◆ **Given data**:
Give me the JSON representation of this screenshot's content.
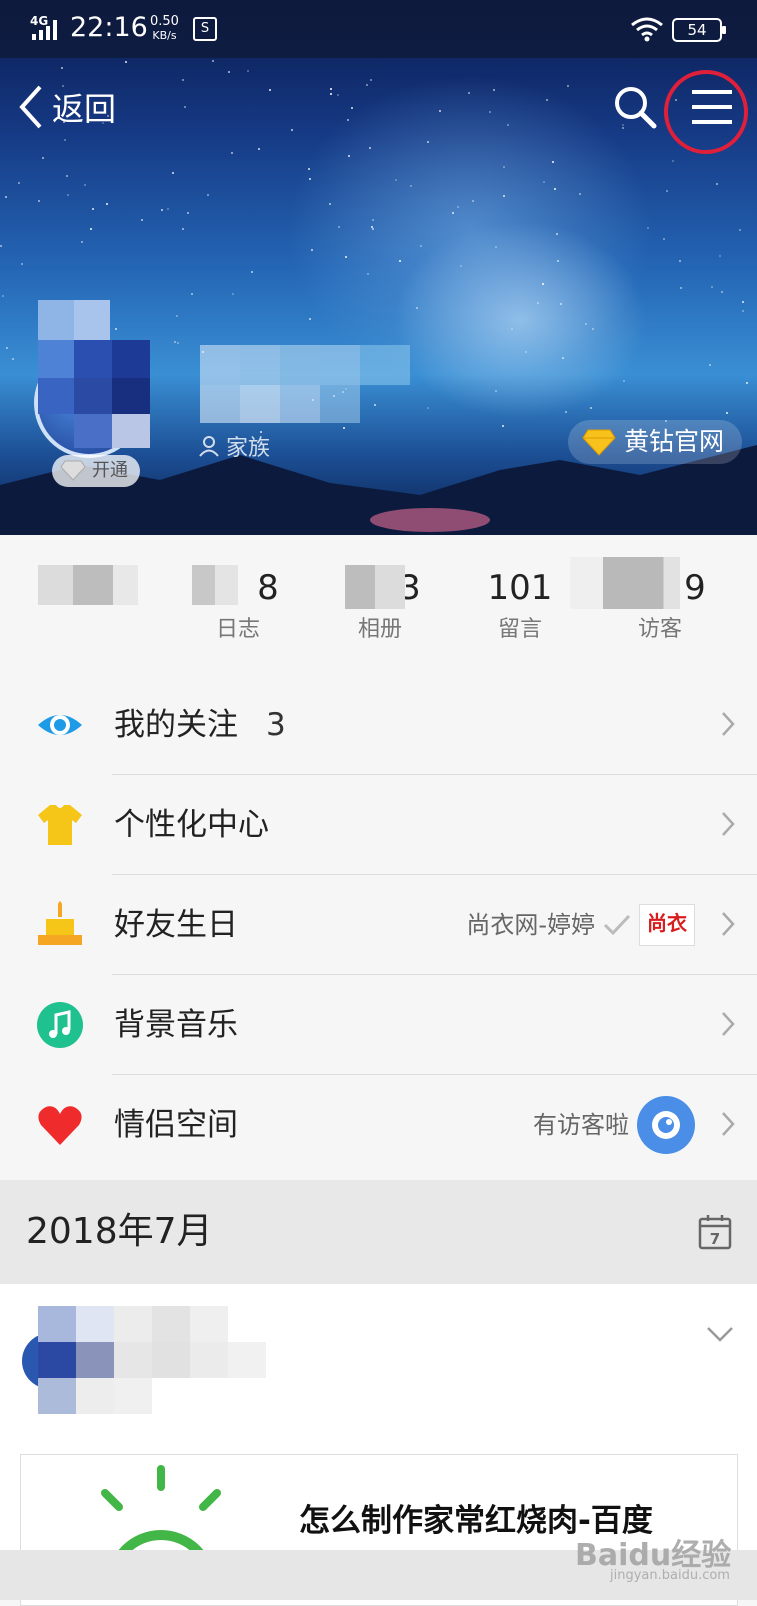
{
  "status_bar": {
    "network": "4G",
    "time": "22:16",
    "speed_value": "0.50",
    "speed_unit": "KB/s",
    "battery": "54"
  },
  "header": {
    "back_label": "返回"
  },
  "profile": {
    "open_badge": "开通",
    "family_label": "家族",
    "gold_link": "黄钻官网"
  },
  "stats": [
    {
      "value": "",
      "label": ""
    },
    {
      "value": "8",
      "label": "日志"
    },
    {
      "value": "3",
      "label": "相册"
    },
    {
      "value": "101",
      "label": "留言"
    },
    {
      "value": "9",
      "label": "访客"
    }
  ],
  "menu": [
    {
      "label": "我的关注",
      "count": "3",
      "icon": "eye-icon",
      "color": "#1e9be6"
    },
    {
      "label": "个性化中心",
      "icon": "tshirt-icon",
      "color": "#f5c518"
    },
    {
      "label": "好友生日",
      "icon": "cake-icon",
      "color": "#f5a623",
      "extra": "尚衣网-婷婷",
      "extra_logo": "尚衣"
    },
    {
      "label": "背景音乐",
      "icon": "music-note-icon",
      "color": "#1fc18f"
    },
    {
      "label": "情侣空间",
      "icon": "heart-icon",
      "color": "#f02b2b",
      "extra": "有访客啦"
    }
  ],
  "month": {
    "label": "2018年7月",
    "calendar_day": "7"
  },
  "feed": {
    "card_title": "怎么制作家常红烧肉-百度"
  },
  "watermark": {
    "text": "Baidu经验",
    "sub": "jingyan.baidu.com"
  }
}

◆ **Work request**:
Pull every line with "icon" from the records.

◆ **Your solution**:
      "icon": "eye-icon",
      "icon": "tshirt-icon",
      "icon": "cake-icon",
      "icon": "music-note-icon",
      "icon": "heart-icon",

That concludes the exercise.